Out with the Old... and In with the New
29 May 2013
Posted by: Author: Michael Reifarth
Source: Michael Reifarth
The South African Revenue Service ("SARS”) has changed the format of the annual income tax return to be submitted by corporates by replacing the IT14 form with the ITR14 form. SARS has indicated that this change is part of SARS’ initiative to modernise corporate income tax.
The introduction of the new ITR14 form came into effect from 4 May 2013. This means that the last day for the completion and submission of the IT14 forms was 3 May 2013. In particular, any IT14 forms saved on eFiling which were not submitted by 3 May 2013 will no longer be supported and ITR14 forms will need to be requested online, completed and submitted. This applies to tax returns of corporates which are due for submission in the current year of assessment, as well as any arrear tax returns for previous years of assessment.
In contrast to the IT14 form which was issued to all categories of corporate taxpayers in the same format irrespective of the nature of the entity, the ITR14 is similar to the format of tax returns for individuals in that the ITR14 form is a customised return which is populated with different fields and questions according to the responses completed when filling in the tax return. The format of the tax return becomes more detailed in accordance with the status of the entity – i.e. based on whether or not the company is dormant, and whether the company is a share block company or body corporate, a micro business, a small business, or a medium to large business.
For smaller entities, the ITR14 form contains less questions and fields for completion in comparison to the IT14 form. In contrast, the compliance burden imposed on larger corporates may increase due to a number of additional fields for completion and questions being included in the ITR14. It is now possible for an ITR14 form for a large corporate to extend to 14 pages in length.
The ITR14 appears to have an increased focus on international tax aspects, transactions between connected persons as well as disclosure relating to investments made by corporates.
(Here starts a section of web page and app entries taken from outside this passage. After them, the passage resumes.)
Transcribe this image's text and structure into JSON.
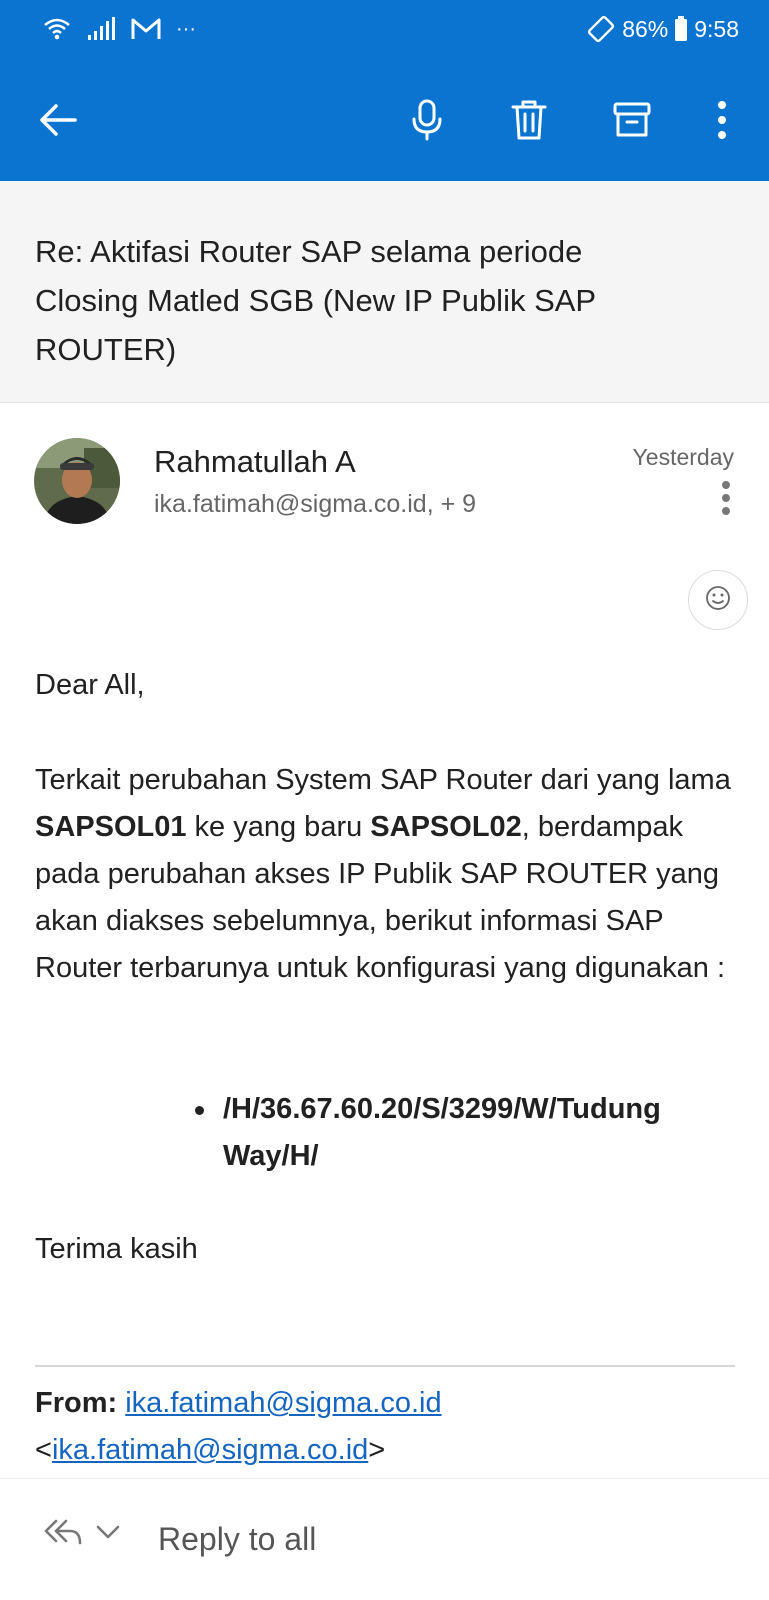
{
  "status_bar": {
    "battery": "86%",
    "time": "9:58",
    "more": "···"
  },
  "toolbar": {
    "back_icon": "arrow-back-icon",
    "mic_icon": "microphone-icon",
    "delete_icon": "trash-icon",
    "archive_icon": "archive-icon",
    "more_icon": "more-vert-icon",
    "accent_color": "#0a74d0"
  },
  "email": {
    "subject": "Re: Aktifasi Router SAP selama periode Closing Matled SGB (New IP Publik SAP ROUTER)",
    "sender_name": "Rahmatullah A",
    "recipients": "ika.fatimah@sigma.co.id, + 9",
    "date": "Yesterday",
    "greeting": "Dear All,",
    "para_1": "Terkait perubahan System SAP Router dari yang lama ",
    "old_system": "SAPSOL01",
    "para_2": " ke yang baru ",
    "new_system": "SAPSOL02",
    "para_3": ", berdampak pada perubahan akses IP Publik SAP ROUTER yang akan diakses sebelumnya, berikut informasi SAP Router terbarunya untuk konfigurasi yang digunakan :",
    "router_string": "/H/36.67.60.20/S/3299/W/Tudung Way/H/",
    "closing": "Terima kasih",
    "from_label": "From:",
    "from_email": "ika.fatimah@sigma.co.id",
    "from_lt": "<",
    "from_email_2": "ika.fatimah@sigma.co.id",
    "from_gt": ">"
  },
  "bottom_bar": {
    "reply_label": "Reply to all"
  }
}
The form also incorporates more recently introduced tax concepts such as contributed tax capital and the dividends tax, and has also been updated to incorporate transfer pricing legislation. In addition, entities may be required to disclose holding company structures and SARS has also indicated that it will be compulsory for certain entities to upload their Annual Financial Statements upon submission of the ITR14, along with certain schedules such as controlled foreign company returns (IT10 forms) and schedules for headquarter company elections.
The change to the new format of the ITR14 is likely to require significantly more attention and preparation and may entail an increase in the disclosure of the affairs of corporates for the current year of assessment and going forward, as well as in relation to past years of assessment if any tax returns are overdue. It is also often the case with the introduction of advanced forms that some system and initial teething problems are experienced which may cause delays. These factors should be borne in mind by those involved in preparing ITR14’s for corporates, in particular due to the provisions of the Tax Administration Act prescribing, inter alia, that the period of limitation for the issue of additional assessment by SARS is only limited in instances where the taxpayer has not made any misrepresentation and has disclosed all material facts. Taxpayers should also exercise caution when preparing and submitting the ITR14 form so as not to fall foul of the recently introduced provisions prescribing the imposition by SARS of the understatement penalty and non-compliance penalties.